You are ready for your sand. Some people like to use white sand. I caution against it ,because in direct sunlight, it will get hotter than regular sand. Regular sand will work just fine. Your pit should be filled only about two thirds the way up to the top of the sandpit.

Now take some left over sod and go around the outside of the sandbox and cover any plastic that is showing. This is very important to do, because the if you use black plastic, it will attract bugs. Just like a tractor tire, insects will be looking for a nesting place.

There you have it. Your child’s sandbox is ready to go.

Note: Double check to make sure that no screw points are splinters are exposed on the sandbox. You can add a board on the corners for seating if you desire. Just be sure they are safe.


Home Drummer Friendly

How to Make Your Home Drummer Friendly

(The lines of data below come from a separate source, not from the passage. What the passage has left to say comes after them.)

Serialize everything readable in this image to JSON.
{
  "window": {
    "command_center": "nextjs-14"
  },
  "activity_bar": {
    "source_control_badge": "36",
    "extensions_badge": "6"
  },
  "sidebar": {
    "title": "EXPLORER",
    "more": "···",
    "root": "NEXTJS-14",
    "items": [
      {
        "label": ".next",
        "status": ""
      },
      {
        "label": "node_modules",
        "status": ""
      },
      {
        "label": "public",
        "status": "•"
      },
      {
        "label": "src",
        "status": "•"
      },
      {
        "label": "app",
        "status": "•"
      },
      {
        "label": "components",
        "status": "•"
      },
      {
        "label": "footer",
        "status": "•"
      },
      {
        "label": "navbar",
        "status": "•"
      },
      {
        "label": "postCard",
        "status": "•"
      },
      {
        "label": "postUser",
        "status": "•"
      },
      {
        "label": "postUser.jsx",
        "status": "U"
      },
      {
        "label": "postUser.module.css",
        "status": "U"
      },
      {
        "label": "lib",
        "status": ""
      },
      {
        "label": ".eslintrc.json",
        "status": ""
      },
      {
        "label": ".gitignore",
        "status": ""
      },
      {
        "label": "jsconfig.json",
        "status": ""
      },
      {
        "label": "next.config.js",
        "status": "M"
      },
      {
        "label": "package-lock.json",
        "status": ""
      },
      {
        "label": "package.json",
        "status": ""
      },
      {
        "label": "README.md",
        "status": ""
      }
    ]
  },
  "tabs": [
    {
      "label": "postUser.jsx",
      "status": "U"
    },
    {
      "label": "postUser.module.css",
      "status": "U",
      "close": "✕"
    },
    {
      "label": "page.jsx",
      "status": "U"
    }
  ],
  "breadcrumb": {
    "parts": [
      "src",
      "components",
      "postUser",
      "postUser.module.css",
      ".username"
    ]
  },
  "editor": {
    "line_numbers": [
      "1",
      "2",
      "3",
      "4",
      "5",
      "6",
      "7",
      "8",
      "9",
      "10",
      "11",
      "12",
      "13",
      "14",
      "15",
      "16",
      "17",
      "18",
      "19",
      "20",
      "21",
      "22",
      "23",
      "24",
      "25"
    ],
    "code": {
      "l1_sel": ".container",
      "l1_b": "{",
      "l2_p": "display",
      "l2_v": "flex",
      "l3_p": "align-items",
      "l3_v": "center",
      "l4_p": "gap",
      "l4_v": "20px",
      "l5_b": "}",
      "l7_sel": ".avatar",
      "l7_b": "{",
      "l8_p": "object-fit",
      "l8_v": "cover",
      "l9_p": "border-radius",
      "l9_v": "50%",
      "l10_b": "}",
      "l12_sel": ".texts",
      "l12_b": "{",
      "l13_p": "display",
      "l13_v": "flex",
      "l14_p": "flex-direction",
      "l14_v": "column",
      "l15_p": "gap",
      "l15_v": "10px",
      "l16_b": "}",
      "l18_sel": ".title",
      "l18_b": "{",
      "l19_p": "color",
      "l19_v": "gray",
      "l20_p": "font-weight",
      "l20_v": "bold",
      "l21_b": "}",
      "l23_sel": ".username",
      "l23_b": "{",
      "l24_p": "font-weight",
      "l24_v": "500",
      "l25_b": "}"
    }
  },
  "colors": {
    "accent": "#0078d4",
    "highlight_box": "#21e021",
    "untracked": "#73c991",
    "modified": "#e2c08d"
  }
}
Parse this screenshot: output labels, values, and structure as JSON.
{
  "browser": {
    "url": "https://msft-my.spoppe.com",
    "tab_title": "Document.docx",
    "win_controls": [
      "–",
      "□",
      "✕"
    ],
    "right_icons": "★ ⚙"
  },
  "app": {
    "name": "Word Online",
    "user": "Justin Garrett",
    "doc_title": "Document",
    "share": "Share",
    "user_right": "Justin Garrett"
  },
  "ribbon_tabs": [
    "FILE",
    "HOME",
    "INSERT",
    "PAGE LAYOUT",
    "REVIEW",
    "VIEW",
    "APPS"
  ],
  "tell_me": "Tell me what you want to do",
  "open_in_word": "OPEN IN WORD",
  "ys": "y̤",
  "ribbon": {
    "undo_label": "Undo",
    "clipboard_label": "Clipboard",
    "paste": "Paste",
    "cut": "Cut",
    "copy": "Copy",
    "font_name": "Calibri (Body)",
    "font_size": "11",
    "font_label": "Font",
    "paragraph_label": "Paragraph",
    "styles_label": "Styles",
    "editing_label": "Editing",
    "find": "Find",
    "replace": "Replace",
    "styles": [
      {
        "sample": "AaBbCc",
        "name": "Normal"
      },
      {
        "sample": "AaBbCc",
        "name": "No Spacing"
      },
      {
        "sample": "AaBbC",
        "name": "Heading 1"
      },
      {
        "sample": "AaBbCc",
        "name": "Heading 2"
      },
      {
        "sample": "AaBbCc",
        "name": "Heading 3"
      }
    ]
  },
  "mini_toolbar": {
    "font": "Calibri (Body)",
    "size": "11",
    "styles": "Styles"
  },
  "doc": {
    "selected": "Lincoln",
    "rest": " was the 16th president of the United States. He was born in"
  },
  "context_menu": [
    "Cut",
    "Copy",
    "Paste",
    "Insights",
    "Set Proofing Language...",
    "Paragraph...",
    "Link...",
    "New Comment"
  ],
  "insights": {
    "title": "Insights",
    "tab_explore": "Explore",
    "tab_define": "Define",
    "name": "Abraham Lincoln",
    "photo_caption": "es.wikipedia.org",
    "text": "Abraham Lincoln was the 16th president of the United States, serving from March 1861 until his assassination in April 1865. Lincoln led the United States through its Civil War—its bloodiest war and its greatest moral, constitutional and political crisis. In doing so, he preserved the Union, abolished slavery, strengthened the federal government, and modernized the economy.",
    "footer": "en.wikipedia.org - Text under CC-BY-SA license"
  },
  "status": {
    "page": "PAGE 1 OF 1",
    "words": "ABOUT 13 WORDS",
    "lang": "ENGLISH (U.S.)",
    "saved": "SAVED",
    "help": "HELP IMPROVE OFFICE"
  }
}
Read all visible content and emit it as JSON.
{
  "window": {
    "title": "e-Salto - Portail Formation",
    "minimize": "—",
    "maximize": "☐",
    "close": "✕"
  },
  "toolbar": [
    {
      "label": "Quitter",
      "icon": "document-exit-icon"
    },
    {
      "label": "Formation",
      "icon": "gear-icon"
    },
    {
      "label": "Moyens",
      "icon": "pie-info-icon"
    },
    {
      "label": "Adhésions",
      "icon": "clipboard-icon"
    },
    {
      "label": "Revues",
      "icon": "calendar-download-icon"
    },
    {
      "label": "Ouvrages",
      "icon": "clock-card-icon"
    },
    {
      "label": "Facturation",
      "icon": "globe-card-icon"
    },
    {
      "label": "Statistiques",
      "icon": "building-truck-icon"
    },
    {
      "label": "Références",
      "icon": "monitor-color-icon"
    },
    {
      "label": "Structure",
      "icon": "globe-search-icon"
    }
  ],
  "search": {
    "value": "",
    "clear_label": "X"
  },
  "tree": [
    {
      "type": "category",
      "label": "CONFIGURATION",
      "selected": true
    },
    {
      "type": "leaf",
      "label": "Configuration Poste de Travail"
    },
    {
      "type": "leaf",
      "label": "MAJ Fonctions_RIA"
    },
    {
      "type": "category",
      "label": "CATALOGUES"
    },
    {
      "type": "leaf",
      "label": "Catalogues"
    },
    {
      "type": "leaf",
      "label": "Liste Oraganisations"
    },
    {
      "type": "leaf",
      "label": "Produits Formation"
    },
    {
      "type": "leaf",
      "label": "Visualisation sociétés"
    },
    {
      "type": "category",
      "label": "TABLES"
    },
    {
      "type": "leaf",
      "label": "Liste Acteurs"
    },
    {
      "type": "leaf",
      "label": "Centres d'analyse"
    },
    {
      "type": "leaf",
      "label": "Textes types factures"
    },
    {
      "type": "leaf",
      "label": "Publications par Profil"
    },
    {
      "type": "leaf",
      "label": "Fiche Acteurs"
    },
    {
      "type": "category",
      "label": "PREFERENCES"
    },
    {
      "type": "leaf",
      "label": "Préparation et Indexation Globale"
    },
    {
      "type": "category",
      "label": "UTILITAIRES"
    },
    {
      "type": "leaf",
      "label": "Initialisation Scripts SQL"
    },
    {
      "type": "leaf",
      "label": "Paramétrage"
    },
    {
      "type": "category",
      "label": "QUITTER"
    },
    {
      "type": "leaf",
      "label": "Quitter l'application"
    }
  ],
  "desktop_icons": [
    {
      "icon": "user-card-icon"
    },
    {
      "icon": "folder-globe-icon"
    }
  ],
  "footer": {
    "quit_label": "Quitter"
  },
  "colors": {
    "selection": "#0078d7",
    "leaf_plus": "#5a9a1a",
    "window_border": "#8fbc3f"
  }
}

  1. The first step is the simplest, just try and choose a room to drum in, that is the furthest away from other living areas in the house and from your neighbors.
  2. If you still live at home, talk to your parents. Maybe they would let you use the garage to practice in. All you would need is a small heater.
  3. If one of your siblings has a room, more out of the way, ask whether you can trade. This should keep everyone happy.
  4. Talk to your family about sound proofing the room. Although it is very expensive to professionally sound proof a room, there are steps you could take to reduce noise.
  5. If you are allowed to use the garage, that would be best, as sound proofing isn’t always pretty.
  6. Talk about what budget is available for sound proofing and look at your options from there.

Here are some options that you can use for sound proofing:

  1. Acoustical foam can be bought from music and hardware shops. This is rather expensive, but when attached to ceilings and walls does a great job at sound proofing.
  2. Extra insulation will also help.
  3. Carpeting will help reduce sound waves. Generally speaking, the rougher textured carpets will absorb more sound waves.
  4. Egg crate mattress pads also absorb sound and can be attached to walls.
  5. Fabric furniture pads are often used for sound proofing and are available from furniture shops. Try to avoid the flimsy furniture pads, as these will not work as well.
  6. Add a thick rug to hard wood floors.
  7. Thick rubber mats, or gym mats can be used to stop vibrations, under your drums.
  8. Ask your local movie theatres whether you can buy used draping. This is a very thick material and works very well. Used products are also a lot cheaper.
  9. It is very important to install a smoke alarm and make sure you never use candles in your drum room. Some of the sound proofing equipment would catch fire easily and could end in disaster. However with care, this can easily be avoided.
  10. Keep your room clean and dust free.
  11. If you are buying used materials, you may want to hang them outside for several hours, to get rid of any odor.